I’m Jennifer, junior editor at gobankingrates.com, today we’re talking about the Free Application for Federal Student Aid also known as the FAFSA, the FAFSA is available to part-time and full-time students.
The types of financial aid available through the FAFSA are Pell Grant, state grant, Perkins loan, Stafford loan and the federal work-study program, financial aid is awarded on a first-come first-served basis.
States often have their own priorities deadlines, for example California’s state deadline is on March 2nd, if you miss the state deadline, don’t worry, the federal deadline isn’t until June 30th, so you still have time to submit your application.

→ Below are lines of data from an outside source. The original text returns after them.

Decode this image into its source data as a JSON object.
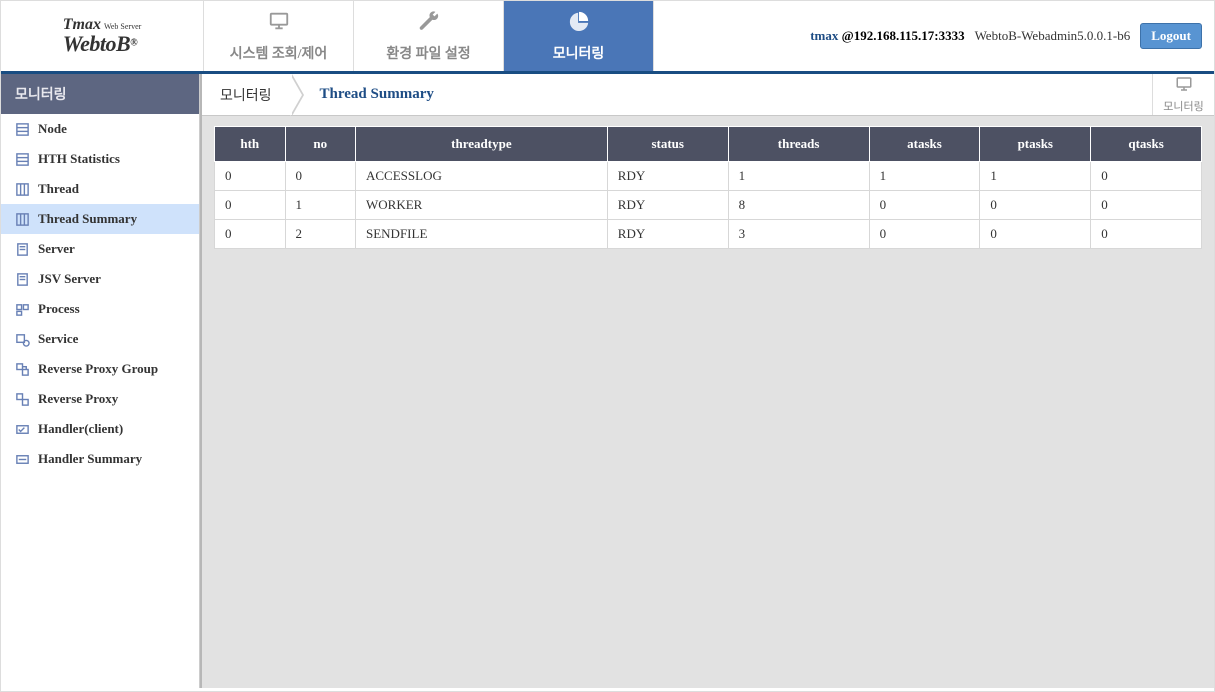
{
  "logo": {
    "tmax": "Tmax",
    "ws": "Web Server",
    "product": "WebtoB",
    "reg": "®"
  },
  "tabs": [
    {
      "label": "시스템 조회/제어",
      "icon": "monitor-icon"
    },
    {
      "label": "환경 파일 설정",
      "icon": "wrench-icon"
    },
    {
      "label": "모니터링",
      "icon": "pie-icon"
    }
  ],
  "header": {
    "user": "tmax",
    "addr": "@192.168.115.17:3333",
    "version": "WebtoB-Webadmin5.0.0.1-b6",
    "logout": "Logout"
  },
  "sidebar": {
    "title": "모니터링",
    "items": [
      "Node",
      "HTH Statistics",
      "Thread",
      "Thread Summary",
      "Server",
      "JSV Server",
      "Process",
      "Service",
      "Reverse Proxy Group",
      "Reverse Proxy",
      "Handler(client)",
      "Handler Summary"
    ],
    "selectedIndex": 3
  },
  "breadcrumb": {
    "root": "모니터링",
    "current": "Thread Summary",
    "right_label": "모니터링"
  },
  "table": {
    "headers": [
      "hth",
      "no",
      "threadtype",
      "status",
      "threads",
      "atasks",
      "ptasks",
      "qtasks"
    ],
    "rows": [
      [
        "0",
        "0",
        "ACCESSLOG",
        "RDY",
        "1",
        "1",
        "1",
        "0"
      ],
      [
        "0",
        "1",
        "WORKER",
        "RDY",
        "8",
        "0",
        "0",
        "0"
      ],
      [
        "0",
        "2",
        "SENDFILE",
        "RDY",
        "3",
        "0",
        "0",
        "0"
      ]
    ]
  }
}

There are three options to submit the FAFSA, the first is to go to www.fafsa.ed.gov, you can submit your application online, the second option is also to go to the website and download a PDF document, you can submit the FAFSA there, the third option is to contact 8004-FED-AID and request a paper document.

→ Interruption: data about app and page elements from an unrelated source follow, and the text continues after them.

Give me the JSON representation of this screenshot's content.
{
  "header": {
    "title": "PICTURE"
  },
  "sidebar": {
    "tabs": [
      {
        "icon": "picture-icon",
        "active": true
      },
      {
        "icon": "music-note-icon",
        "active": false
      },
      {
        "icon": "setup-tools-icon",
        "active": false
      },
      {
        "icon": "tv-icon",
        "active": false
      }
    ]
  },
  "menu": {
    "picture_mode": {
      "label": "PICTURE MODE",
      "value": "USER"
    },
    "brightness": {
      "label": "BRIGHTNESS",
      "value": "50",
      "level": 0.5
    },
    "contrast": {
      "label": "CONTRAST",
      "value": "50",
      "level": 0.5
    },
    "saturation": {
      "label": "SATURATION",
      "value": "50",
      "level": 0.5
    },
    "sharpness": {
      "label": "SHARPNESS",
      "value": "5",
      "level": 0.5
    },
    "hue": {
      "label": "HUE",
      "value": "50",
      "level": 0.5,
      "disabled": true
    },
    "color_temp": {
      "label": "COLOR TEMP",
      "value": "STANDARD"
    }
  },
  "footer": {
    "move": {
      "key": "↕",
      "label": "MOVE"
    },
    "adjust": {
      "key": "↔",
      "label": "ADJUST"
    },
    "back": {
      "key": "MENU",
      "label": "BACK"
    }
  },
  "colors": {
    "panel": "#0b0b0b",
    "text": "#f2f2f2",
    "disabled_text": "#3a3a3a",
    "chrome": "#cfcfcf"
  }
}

When completing the FAFSA online, make sure you’re on the FAFSA website, not a third party website, third party websites often charge a fee in order to complete the application on their site, this application is a free application for federal student aid.

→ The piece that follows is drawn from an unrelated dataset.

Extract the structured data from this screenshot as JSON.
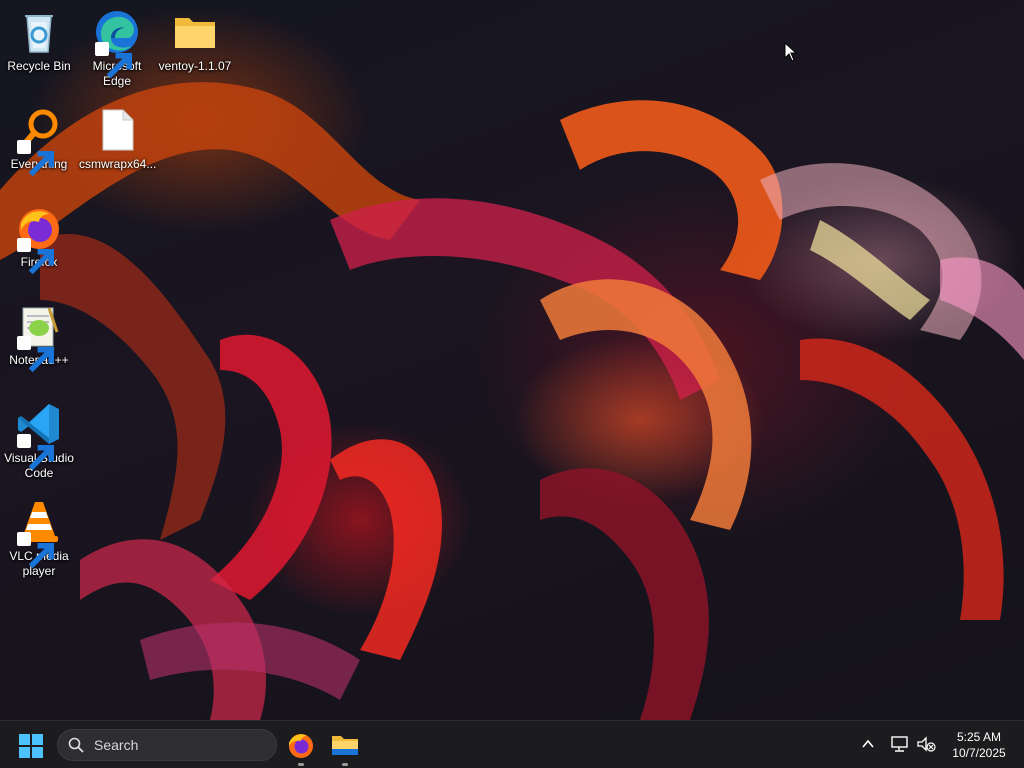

Before filling out a FAFSA, you’ll need to have a few documents on hand, the first is your social security card, if you don’t have your social security on hand, make sure you’ve memorized the number by heart.
The second is a driver’s license, if you have one, you’ll also need your w-2 form and your most current federal income tax return, any bank statements and investment records will also be helpful when filling out the FAFSA.
Filling out a FAFSA is straightforward but there are some questions, what is considered an asset?
The FAFSA will ask you to list all assets to be used on educational expenses, equity on stocks, bonds, college savings accounts, businesses, farms and a second home and all considered assets. What’s not considered an asset is your primary home as retirement accounts like a 401k.
If I qualify for Federal Work-Study, are my wages taxable?
Work-study earnings are taxable for federal and state taxes, however, if you work part-time and are enrolled in school full-time, you may be exempt from the FICA tax, which is funds allocated to Social Security and to Medicare.
I haven’t filed my tax yet, should I wait to file my FAFSA?
Ideally you shouldn’t wait to file your FAFSA, financial aid is awarded on a first-come first-served basis, there is an option when filling out the form to state that you have not filed your taxes but intent to file.
By choosing this option, you’ll be able to still submit your application on time by the priority deadline and get the maximum Awards available to you, then once you have filed, you can go back into your FAFSA application and make the corrections.
Can I file my FAFSA as an independent?
The government requires that you list your assets and your parents assets when filling out the FAFSA form, in order to claim yourself as an independent and avoid listing your parents assets on the form, you have to meet certain qualifications.
You may file the FAFSA as an independent, if you are 24 years old or older, if you are an orphan or were a ward of the court until 18 years old, if you are an emancipated minor or an unaccompanied youth at risk for homelessness on or after July 1st of the current year, if you are a veteran of the US Armed Forces.
You are an independent if you are a graduate student or professional student, if you are married or have legal dependents like children and if you have unusual circumstances as deemed by a financial aid administrator.
If you don’t meet any of these qualifications, you still need to provide your parents financial information for the FAFSA, even if you don’t live with them or have filed your own taxes. For more information on student loans, visit gobankingrates.com. Thank you for reading and good luck on filling out your FAFSA.